Maybe we better talk about Ijtihad instead of laicity..
i'll be back,inshallah!

soumiaz said...

Behrooz, Foulla and Madom,

I agree with all you say, and Foulla Ijtihad is one of the solution however there is more that need to be done.

I know god given me the respect that i deserve Makdom. I do get scared Behrooz when i see what people have done of this religion but Foulla what can you do when even educated people follow what does not make sense?
Think with me hear guys, there should be something!!!

Thank you for doing this!

Foulla said...

a faynek a lalla;)

Foulla said...

u're tagged soumia.check my latest post and try to do the tag,it's fun!!

hale said...

Hi -

Looking at the pictures of that poor Saudi TV personage, after she had been badly beaten by her husband, made me sick in my stomach! I don't think religion is the problem, I think society is the problem.

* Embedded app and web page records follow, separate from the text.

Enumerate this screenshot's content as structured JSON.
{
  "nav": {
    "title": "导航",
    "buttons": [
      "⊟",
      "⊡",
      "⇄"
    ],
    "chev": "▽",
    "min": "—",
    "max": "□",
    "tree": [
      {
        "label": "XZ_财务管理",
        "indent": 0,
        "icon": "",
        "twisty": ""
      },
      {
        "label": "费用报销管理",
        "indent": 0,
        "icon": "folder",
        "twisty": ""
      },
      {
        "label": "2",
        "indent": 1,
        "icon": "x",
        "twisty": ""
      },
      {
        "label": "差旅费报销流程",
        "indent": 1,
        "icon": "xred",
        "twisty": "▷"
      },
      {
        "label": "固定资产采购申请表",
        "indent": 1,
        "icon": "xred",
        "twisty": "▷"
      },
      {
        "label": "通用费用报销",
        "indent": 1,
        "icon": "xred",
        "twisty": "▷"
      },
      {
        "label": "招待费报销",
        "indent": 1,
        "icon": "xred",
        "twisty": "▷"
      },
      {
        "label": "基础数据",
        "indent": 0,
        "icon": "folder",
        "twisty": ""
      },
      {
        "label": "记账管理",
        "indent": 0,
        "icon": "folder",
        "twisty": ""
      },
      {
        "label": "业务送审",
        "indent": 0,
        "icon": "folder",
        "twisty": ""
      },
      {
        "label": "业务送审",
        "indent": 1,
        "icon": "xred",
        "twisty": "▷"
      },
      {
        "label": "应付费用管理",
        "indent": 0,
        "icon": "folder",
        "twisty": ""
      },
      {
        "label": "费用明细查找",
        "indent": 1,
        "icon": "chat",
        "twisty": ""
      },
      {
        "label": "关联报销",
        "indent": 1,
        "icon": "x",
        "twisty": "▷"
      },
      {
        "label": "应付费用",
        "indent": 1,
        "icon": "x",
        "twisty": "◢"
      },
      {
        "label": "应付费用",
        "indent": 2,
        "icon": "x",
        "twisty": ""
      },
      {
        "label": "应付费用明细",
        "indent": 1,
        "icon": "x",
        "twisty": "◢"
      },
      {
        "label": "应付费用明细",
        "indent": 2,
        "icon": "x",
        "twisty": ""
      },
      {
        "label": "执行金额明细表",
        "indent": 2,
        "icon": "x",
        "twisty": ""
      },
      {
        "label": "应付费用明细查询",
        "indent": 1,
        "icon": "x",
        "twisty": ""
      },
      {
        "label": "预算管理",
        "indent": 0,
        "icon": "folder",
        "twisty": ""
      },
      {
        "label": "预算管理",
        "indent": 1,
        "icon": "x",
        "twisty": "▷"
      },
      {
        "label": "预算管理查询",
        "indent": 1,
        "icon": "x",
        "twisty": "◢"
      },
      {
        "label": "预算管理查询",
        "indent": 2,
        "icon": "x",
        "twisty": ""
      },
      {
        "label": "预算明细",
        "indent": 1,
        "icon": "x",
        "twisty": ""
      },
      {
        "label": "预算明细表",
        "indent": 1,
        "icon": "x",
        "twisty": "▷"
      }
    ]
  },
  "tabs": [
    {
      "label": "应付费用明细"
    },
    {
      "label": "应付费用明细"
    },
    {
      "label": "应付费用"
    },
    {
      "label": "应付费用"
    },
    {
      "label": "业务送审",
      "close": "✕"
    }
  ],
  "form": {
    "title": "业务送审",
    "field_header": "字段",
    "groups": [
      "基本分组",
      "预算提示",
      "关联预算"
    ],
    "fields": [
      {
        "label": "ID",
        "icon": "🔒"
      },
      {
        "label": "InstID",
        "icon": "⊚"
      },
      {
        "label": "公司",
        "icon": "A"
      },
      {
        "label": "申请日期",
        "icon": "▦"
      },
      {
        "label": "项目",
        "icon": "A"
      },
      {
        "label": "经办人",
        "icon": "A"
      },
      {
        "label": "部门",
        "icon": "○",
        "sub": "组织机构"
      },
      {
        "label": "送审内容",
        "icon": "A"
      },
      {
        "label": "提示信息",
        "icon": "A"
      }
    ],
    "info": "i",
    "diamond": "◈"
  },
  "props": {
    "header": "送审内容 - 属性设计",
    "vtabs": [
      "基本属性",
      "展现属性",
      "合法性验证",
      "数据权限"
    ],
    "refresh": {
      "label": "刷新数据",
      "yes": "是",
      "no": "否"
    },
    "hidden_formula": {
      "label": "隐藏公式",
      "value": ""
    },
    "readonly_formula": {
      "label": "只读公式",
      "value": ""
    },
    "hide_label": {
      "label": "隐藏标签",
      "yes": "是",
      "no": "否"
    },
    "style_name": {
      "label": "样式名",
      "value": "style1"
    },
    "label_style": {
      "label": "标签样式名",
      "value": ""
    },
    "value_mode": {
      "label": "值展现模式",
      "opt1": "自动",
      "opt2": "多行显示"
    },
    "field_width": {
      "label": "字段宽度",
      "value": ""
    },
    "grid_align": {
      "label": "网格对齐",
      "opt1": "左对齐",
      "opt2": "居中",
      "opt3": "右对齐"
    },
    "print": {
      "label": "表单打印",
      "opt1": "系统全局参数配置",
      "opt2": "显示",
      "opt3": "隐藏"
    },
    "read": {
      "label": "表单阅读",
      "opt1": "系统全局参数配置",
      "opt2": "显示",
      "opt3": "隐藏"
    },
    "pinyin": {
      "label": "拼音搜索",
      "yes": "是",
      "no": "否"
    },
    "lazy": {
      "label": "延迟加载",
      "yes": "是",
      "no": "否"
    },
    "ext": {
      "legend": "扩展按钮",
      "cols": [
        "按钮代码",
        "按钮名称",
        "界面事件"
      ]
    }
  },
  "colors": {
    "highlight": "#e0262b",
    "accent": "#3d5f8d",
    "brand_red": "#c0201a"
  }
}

If every man thought that others would look down on him - disrespect him - if he beat his wife, then wife-beatings would stop! Society does not express disapproval and thus it continues!

How can you get society socialized to express such disapproval?

hale
BlogginTheMaghreb

Mounir said...

Bon,
la question de laîcité ne doit même pas être posée en terre d'Islam puisque notre religion est la plus laîque dans le sens ou elle considère la relation entre individu et son créateur comme une chose qui ne concerne que le premier.
Mais, elle se pose parce que vu le poids de l'histoire et de la géographie, nous avons toujours vécu dans une société masculine.
A mon avis, la laïcité n'est pas à elle seule la clé du problème de la femme. Le développement économique, social et culturel serait un moyen de surmonter l'inégalité qui est certes disparate d'un pays musulman à un autre comme tu as bien précisé dans la réponse de ton mari.

Anonymous said...

Flemming Rose born 3/14/1956 into a Jewish family in the Ukraine has a major in Russian language and literature from University of Copenhagen. From 1990 to 1996 he was the Moscow correspondent for the newspaper Berlingske Tidende. Between 1996 and 1999 he was the correspondent for the same newspaper in Washington, D.C.. In 1999 he became Moscow correspondent for the newspaper Jyllands-Posten and January 2005 the cultural editor of that paper (KulturWeekend). He fled Denmark where he was under police protection to Miami, Florida in fear for his life where he is currently in hiding.